::: SOURCE MATERIAL :::

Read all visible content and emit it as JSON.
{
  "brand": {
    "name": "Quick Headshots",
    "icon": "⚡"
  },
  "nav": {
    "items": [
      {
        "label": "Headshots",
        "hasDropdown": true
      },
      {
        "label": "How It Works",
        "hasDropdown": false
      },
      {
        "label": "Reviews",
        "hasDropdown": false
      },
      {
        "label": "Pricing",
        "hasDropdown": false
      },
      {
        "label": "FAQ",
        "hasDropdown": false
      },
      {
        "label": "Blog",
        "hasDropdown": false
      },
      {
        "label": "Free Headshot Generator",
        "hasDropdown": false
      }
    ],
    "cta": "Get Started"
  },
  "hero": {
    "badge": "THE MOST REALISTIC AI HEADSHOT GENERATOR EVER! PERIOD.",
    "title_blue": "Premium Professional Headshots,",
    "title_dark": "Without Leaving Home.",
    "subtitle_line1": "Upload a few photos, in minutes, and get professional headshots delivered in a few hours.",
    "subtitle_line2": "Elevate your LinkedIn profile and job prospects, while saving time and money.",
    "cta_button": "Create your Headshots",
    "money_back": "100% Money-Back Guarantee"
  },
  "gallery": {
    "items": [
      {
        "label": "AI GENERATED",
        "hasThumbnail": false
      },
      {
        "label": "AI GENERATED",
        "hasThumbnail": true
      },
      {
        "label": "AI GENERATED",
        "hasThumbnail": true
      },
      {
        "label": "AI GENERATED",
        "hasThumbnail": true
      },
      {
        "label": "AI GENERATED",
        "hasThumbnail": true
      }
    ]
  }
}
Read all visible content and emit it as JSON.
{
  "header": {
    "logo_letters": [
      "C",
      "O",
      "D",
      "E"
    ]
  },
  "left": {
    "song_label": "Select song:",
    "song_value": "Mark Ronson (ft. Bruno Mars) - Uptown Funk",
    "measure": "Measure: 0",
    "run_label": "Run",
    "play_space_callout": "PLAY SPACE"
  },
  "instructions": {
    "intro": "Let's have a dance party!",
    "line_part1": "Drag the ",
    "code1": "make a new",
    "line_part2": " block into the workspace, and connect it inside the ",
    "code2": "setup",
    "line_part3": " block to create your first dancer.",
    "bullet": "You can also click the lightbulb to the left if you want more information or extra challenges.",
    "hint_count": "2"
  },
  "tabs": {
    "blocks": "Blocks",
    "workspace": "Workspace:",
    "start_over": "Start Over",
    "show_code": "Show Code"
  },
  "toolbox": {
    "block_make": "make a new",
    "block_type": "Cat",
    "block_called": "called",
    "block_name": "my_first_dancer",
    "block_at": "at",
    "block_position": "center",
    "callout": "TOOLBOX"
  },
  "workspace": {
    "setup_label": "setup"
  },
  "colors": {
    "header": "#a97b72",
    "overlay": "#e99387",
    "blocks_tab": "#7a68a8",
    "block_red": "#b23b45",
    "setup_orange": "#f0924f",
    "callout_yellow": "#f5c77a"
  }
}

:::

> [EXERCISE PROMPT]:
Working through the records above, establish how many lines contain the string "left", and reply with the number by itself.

> [EXERCISE RESPONSE]:
2